Goal of the exercise:
Because the pictures are not wanted, reproduce the rest of the records below exactly as they stand.

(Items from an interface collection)
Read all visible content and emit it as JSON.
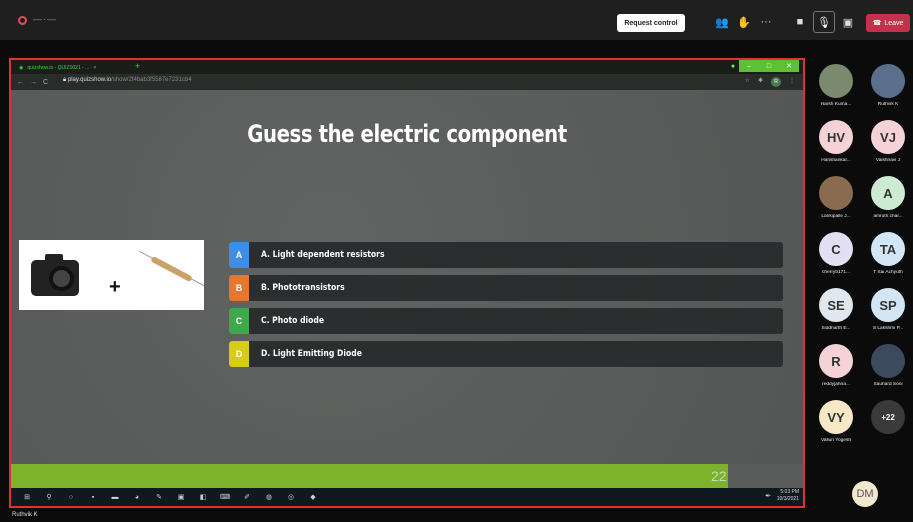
{
  "colors": {
    "answer_a": "#3d8fe6",
    "answer_b": "#e8772e",
    "answer_c": "#3ea84b",
    "answer_d": "#d9cc16",
    "leave": "#c4314b",
    "share_border": "#e0312e",
    "progress": "#7db32a"
  },
  "topbar": {
    "request_control": "Request control",
    "leave_label": "Leave",
    "more_label": "···"
  },
  "browser": {
    "tab_title": "quizshow.io - QUIZ0021 - ...",
    "url_domain": "play.quizshow.io",
    "url_path": "/show/2f4bab3f5587e7231cb4",
    "profile_initial": "R"
  },
  "quiz": {
    "question": "Guess the electric component",
    "answers": [
      {
        "letter": "A",
        "text": "A. Light dependent resistors"
      },
      {
        "letter": "B",
        "text": "B. Phototransistors"
      },
      {
        "letter": "C",
        "text": "C. Photo diode"
      },
      {
        "letter": "D",
        "text": "D. Light Emitting Diode"
      }
    ],
    "image_plus": "+",
    "progress_fraction": 0.905,
    "progress_count": "22"
  },
  "taskbar": {
    "time": "5:03 PM",
    "date": "10/3/2021"
  },
  "presenter_name": "Ruthvik K",
  "participants": [
    {
      "name": "Harsh Kuma...",
      "initials": "",
      "bg": "#7b8a6e",
      "photo": true
    },
    {
      "name": "Ruthvik K",
      "initials": "",
      "bg": "#5a6f8c",
      "photo": true
    },
    {
      "name": "Harishankar...",
      "initials": "HV",
      "bg": "#f4d2d6",
      "photo": false
    },
    {
      "name": "Vaishnavi J",
      "initials": "VJ",
      "bg": "#f4d2d6",
      "photo": false
    },
    {
      "name": "Lankipalle J...",
      "initials": "",
      "bg": "#8a6b4e",
      "photo": true
    },
    {
      "name": "amruth.char...",
      "initials": "A",
      "bg": "#cdebd3",
      "photo": false
    },
    {
      "name": "cherryb171...",
      "initials": "C",
      "bg": "#e2def3",
      "photo": false
    },
    {
      "name": "T Sai Achyuth",
      "initials": "TA",
      "bg": "#d3e6f6",
      "photo": false
    },
    {
      "name": "Siddharth E...",
      "initials": "SE",
      "bg": "#dfe8ee",
      "photo": false
    },
    {
      "name": "S Lakshmi P...",
      "initials": "SP",
      "bg": "#d3e6f6",
      "photo": false
    },
    {
      "name": "reddyjahna...",
      "initials": "R",
      "bg": "#f4d2d6",
      "photo": false
    },
    {
      "name": "Sauhard Soni",
      "initials": "",
      "bg": "#3c4a5e",
      "photo": true
    },
    {
      "name": "Valluri Yogesh",
      "initials": "VY",
      "bg": "#f8e9c6",
      "photo": false
    },
    {
      "name": "",
      "initials": "+22",
      "bg": "#3a3a3a",
      "photo": false
    }
  ],
  "self_initials": "DM"
}
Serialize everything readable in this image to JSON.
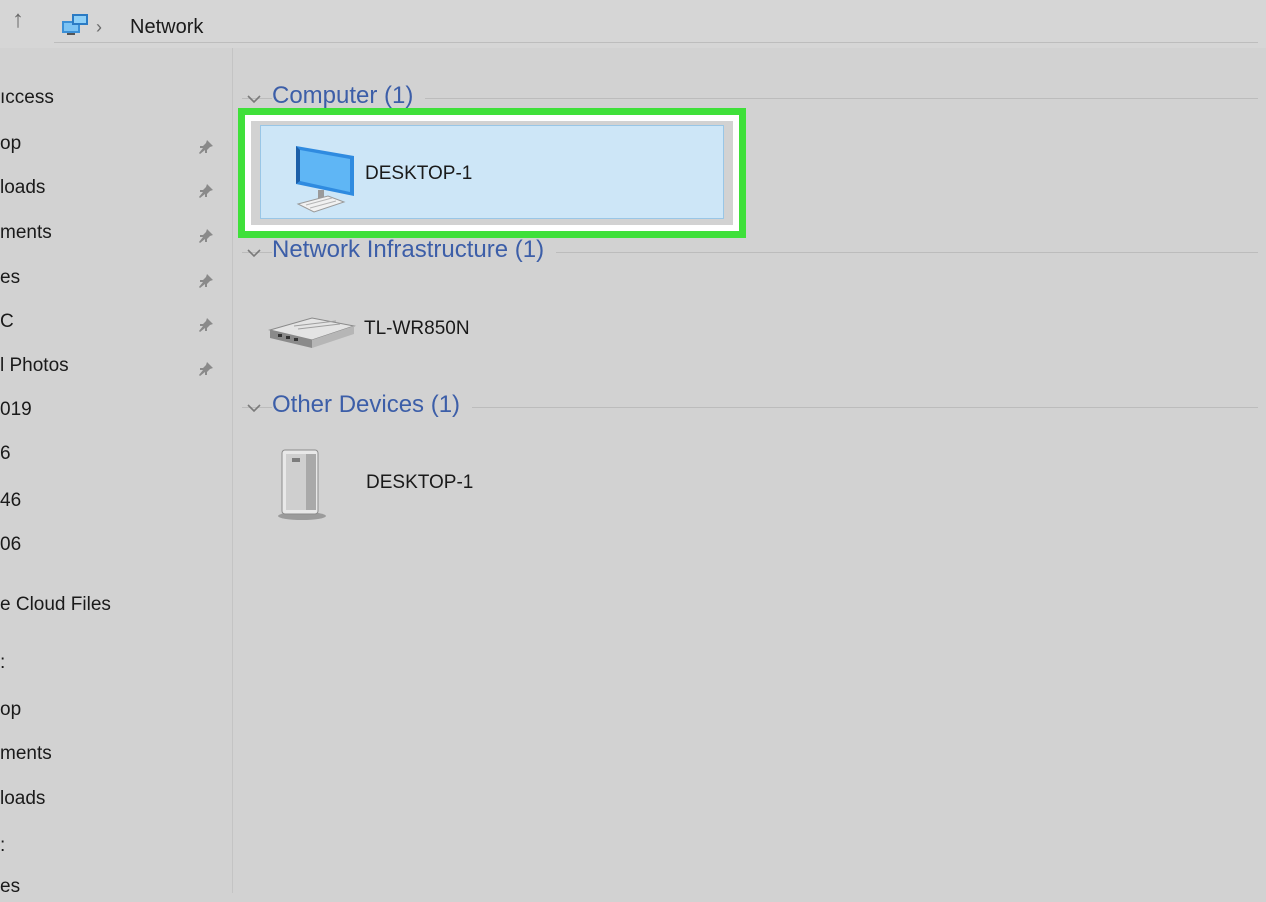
{
  "addressbar": {
    "breadcrumb": "Network",
    "separator": "›",
    "up_icon": "up-arrow-icon",
    "location_icon": "network-icon"
  },
  "navpane": {
    "items": [
      {
        "label": "ıccess",
        "pinned": false
      },
      {
        "label": "op",
        "pinned": true
      },
      {
        "label": "loads",
        "pinned": true
      },
      {
        "label": "ments",
        "pinned": true
      },
      {
        "label": "es",
        "pinned": true
      },
      {
        "label": "C",
        "pinned": true
      },
      {
        "label": "l Photos",
        "pinned": true
      },
      {
        "label": "019",
        "pinned": false
      },
      {
        "label": "6",
        "pinned": false
      },
      {
        "label": "46",
        "pinned": false
      },
      {
        "label": "06",
        "pinned": false
      },
      {
        "label": "e Cloud Files",
        "pinned": false
      },
      {
        "label": ":",
        "pinned": false
      },
      {
        "label": "op",
        "pinned": false
      },
      {
        "label": "ments",
        "pinned": false
      },
      {
        "label": "loads",
        "pinned": false
      },
      {
        "label": ":",
        "pinned": false
      },
      {
        "label": "es",
        "pinned": false
      }
    ]
  },
  "groups": {
    "computer": {
      "title": "Computer (1)",
      "items": [
        {
          "label": "DESKTOP-1",
          "icon": "computer-monitor-icon"
        }
      ]
    },
    "infrastructure": {
      "title": "Network Infrastructure (1)",
      "items": [
        {
          "label": "TL-WR850N",
          "icon": "router-icon"
        }
      ]
    },
    "other": {
      "title": "Other Devices (1)",
      "items": [
        {
          "label": "DESKTOP-1",
          "icon": "media-server-icon"
        }
      ]
    }
  },
  "colors": {
    "highlight": "#3fe03a",
    "selection": "#cde6f7",
    "group_header": "#3c5ea8"
  }
}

Solution:
Read all visible content and emit it as JSON.
{
  "colors": {
    "answer_a": "#3d8fe6",
    "answer_b": "#e8772e",
    "answer_c": "#3ea84b",
    "answer_d": "#d9cc16",
    "leave": "#c4314b",
    "share_border": "#e0312e",
    "progress": "#7db32a"
  },
  "topbar": {
    "request_control": "Request control",
    "leave_label": "Leave",
    "more_label": "···"
  },
  "browser": {
    "tab_title": "quizshow.io - QUIZ0021 - ...",
    "url_domain": "play.quizshow.io",
    "url_path": "/show/2f4bab3f5587e7231cb4",
    "profile_initial": "R"
  },
  "quiz": {
    "question": "Guess the electric component",
    "answers": [
      {
        "letter": "A",
        "text": "A. Light dependent resistors"
      },
      {
        "letter": "B",
        "text": "B. Phototransistors"
      },
      {
        "letter": "C",
        "text": "C. Photo diode"
      },
      {
        "letter": "D",
        "text": "D. Light Emitting Diode"
      }
    ],
    "image_plus": "+",
    "progress_fraction": 0.905,
    "progress_count": "22"
  },
  "taskbar": {
    "time": "5:03 PM",
    "date": "10/3/2021"
  },
  "presenter_name": "Ruthvik K",
  "participants": [
    {
      "name": "Harsh Kuma...",
      "initials": "",
      "bg": "#7b8a6e",
      "photo": true
    },
    {
      "name": "Ruthvik K",
      "initials": "",
      "bg": "#5a6f8c",
      "photo": true
    },
    {
      "name": "Harishankar...",
      "initials": "HV",
      "bg": "#f4d2d6",
      "photo": false
    },
    {
      "name": "Vaishnavi J",
      "initials": "VJ",
      "bg": "#f4d2d6",
      "photo": false
    },
    {
      "name": "Lankipalle J...",
      "initials": "",
      "bg": "#8a6b4e",
      "photo": true
    },
    {
      "name": "amruth.char...",
      "initials": "A",
      "bg": "#cdebd3",
      "photo": false
    },
    {
      "name": "cherryb171...",
      "initials": "C",
      "bg": "#e2def3",
      "photo": false
    },
    {
      "name": "T Sai Achyuth",
      "initials": "TA",
      "bg": "#d3e6f6",
      "photo": false
    },
    {
      "name": "Siddharth E...",
      "initials": "SE",
      "bg": "#dfe8ee",
      "photo": false
    },
    {
      "name": "S Lakshmi P...",
      "initials": "SP",
      "bg": "#d3e6f6",
      "photo": false
    },
    {
      "name": "reddyjahna...",
      "initials": "R",
      "bg": "#f4d2d6",
      "photo": false
    },
    {
      "name": "Sauhard Soni",
      "initials": "",
      "bg": "#3c4a5e",
      "photo": true
    },
    {
      "name": "Valluri Yogesh",
      "initials": "VY",
      "bg": "#f8e9c6",
      "photo": false
    },
    {
      "name": "",
      "initials": "+22",
      "bg": "#3a3a3a",
      "photo": false
    }
  ],
  "self_initials": "DM"
}
Serialize everything readable in this image to JSON.
{
  "addressbar": {
    "breadcrumb": "Network",
    "separator": "›",
    "up_icon": "up-arrow-icon",
    "location_icon": "network-icon"
  },
  "navpane": {
    "items": [
      {
        "label": "ıccess",
        "pinned": false
      },
      {
        "label": "op",
        "pinned": true
      },
      {
        "label": "loads",
        "pinned": true
      },
      {
        "label": "ments",
        "pinned": true
      },
      {
        "label": "es",
        "pinned": true
      },
      {
        "label": "C",
        "pinned": true
      },
      {
        "label": "l Photos",
        "pinned": true
      },
      {
        "label": "019",
        "pinned": false
      },
      {
        "label": "6",
        "pinned": false
      },
      {
        "label": "46",
        "pinned": false
      },
      {
        "label": "06",
        "pinned": false
      },
      {
        "label": "e Cloud Files",
        "pinned": false
      },
      {
        "label": ":",
        "pinned": false
      },
      {
        "label": "op",
        "pinned": false
      },
      {
        "label": "ments",
        "pinned": false
      },
      {
        "label": "loads",
        "pinned": false
      },
      {
        "label": ":",
        "pinned": false
      },
      {
        "label": "es",
        "pinned": false
      }
    ]
  },
  "groups": {
    "computer": {
      "title": "Computer (1)",
      "items": [
        {
          "label": "DESKTOP-1",
          "icon": "computer-monitor-icon"
        }
      ]
    },
    "infrastructure": {
      "title": "Network Infrastructure (1)",
      "items": [
        {
          "label": "TL-WR850N",
          "icon": "router-icon"
        }
      ]
    },
    "other": {
      "title": "Other Devices (1)",
      "items": [
        {
          "label": "DESKTOP-1",
          "icon": "media-server-icon"
        }
      ]
    }
  },
  "colors": {
    "highlight": "#3fe03a",
    "selection": "#cde6f7",
    "group_header": "#3c5ea8"
  }
}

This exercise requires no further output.